_Raw data_:
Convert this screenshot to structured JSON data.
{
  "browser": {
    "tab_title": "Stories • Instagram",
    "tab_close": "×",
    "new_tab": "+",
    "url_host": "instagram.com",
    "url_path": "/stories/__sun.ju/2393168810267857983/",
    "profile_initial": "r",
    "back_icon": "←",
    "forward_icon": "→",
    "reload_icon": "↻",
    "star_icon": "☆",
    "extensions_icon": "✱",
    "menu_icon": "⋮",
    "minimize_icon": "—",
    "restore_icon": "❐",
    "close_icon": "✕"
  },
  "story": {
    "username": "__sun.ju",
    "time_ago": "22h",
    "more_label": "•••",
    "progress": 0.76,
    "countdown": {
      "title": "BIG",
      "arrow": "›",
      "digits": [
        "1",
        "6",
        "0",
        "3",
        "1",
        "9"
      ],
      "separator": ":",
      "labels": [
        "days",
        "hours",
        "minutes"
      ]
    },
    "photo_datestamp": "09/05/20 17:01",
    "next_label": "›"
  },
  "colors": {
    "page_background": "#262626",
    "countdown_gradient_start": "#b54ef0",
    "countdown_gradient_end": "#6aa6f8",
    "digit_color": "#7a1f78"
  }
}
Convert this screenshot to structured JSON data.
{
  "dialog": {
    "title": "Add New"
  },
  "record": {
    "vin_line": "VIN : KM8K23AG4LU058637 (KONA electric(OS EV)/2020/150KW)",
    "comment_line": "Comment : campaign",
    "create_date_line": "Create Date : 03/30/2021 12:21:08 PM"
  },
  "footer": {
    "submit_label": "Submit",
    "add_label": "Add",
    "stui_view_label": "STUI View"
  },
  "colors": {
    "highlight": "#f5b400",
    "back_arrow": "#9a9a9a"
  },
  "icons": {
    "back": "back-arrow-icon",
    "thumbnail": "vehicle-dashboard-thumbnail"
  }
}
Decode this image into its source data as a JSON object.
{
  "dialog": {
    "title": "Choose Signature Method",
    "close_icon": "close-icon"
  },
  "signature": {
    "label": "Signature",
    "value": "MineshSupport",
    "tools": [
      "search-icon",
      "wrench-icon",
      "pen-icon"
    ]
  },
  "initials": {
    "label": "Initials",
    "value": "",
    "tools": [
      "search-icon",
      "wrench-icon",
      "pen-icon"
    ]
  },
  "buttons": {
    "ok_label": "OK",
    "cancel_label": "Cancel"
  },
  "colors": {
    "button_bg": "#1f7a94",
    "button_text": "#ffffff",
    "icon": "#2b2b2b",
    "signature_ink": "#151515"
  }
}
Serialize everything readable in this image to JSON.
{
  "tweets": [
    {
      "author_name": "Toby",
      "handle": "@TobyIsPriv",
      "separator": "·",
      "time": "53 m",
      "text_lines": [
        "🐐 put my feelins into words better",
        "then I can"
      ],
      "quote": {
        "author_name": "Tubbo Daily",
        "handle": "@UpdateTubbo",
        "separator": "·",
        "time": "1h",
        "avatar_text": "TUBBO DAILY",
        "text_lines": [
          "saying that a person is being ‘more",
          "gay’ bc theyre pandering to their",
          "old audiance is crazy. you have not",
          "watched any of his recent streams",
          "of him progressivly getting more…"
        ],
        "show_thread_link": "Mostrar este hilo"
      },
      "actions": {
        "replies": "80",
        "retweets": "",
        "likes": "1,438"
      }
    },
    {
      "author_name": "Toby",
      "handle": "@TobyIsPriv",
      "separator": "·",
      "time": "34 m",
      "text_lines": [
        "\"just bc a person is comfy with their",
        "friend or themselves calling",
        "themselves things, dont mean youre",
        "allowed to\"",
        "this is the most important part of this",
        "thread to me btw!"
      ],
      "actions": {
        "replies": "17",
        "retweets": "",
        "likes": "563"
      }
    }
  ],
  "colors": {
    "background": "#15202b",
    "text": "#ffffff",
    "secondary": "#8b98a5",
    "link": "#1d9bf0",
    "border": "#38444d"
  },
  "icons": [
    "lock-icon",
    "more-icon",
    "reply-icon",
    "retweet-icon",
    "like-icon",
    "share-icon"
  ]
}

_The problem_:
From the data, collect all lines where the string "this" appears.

_Exercise output_:
Convert this screenshot to structured JSON data.
Convert this screenshot to structured JSON data.
Decode this image into its source data as a JSON object.
Serialize everything readable in this image to JSON.
        "this is the most important part of this",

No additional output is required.